→ TASK INSTRUCTIONS
Determine which lines of the records include the word "Ripple", and copy them.

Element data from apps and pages
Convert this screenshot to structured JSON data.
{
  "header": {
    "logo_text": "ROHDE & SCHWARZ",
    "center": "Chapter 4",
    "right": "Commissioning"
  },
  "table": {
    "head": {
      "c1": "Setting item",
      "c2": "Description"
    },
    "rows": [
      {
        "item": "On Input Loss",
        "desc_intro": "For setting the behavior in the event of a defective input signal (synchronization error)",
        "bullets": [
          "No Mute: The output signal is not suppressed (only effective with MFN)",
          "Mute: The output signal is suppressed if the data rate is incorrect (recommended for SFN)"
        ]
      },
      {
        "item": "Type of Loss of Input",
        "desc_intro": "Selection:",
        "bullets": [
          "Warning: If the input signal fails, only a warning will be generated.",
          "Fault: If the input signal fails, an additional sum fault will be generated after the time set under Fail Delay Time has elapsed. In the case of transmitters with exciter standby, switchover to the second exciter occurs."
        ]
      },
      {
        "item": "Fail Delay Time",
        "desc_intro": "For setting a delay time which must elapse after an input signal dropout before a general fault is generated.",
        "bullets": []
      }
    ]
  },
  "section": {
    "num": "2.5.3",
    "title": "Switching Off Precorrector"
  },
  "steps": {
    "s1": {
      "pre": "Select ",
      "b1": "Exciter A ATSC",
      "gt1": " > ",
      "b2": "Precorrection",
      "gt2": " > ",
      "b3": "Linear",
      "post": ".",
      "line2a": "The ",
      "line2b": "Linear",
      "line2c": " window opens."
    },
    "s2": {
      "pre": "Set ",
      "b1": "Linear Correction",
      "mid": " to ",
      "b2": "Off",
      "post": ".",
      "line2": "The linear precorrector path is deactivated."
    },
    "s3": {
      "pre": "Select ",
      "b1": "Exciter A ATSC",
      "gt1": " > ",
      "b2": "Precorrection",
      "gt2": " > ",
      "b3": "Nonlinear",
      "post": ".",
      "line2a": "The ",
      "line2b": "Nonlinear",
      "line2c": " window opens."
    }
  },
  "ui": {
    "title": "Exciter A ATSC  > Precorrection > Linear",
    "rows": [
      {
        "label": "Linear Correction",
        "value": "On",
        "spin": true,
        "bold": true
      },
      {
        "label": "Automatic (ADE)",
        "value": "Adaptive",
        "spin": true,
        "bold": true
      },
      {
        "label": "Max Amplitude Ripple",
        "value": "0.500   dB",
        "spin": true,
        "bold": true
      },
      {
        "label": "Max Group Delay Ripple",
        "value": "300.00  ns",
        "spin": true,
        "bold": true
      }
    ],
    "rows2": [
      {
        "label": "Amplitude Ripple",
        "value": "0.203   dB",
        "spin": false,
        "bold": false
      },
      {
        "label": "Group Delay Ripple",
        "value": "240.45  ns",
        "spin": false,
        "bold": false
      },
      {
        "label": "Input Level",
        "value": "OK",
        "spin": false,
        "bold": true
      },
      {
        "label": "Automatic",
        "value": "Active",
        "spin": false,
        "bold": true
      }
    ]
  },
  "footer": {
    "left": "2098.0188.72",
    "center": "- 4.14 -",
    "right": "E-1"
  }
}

→ RESULT
        "label": "Max Amplitude Ripple",
        "label": "Max Group Delay Ripple",
        "label": "Amplitude Ripple",
        "label": "Group Delay Ripple",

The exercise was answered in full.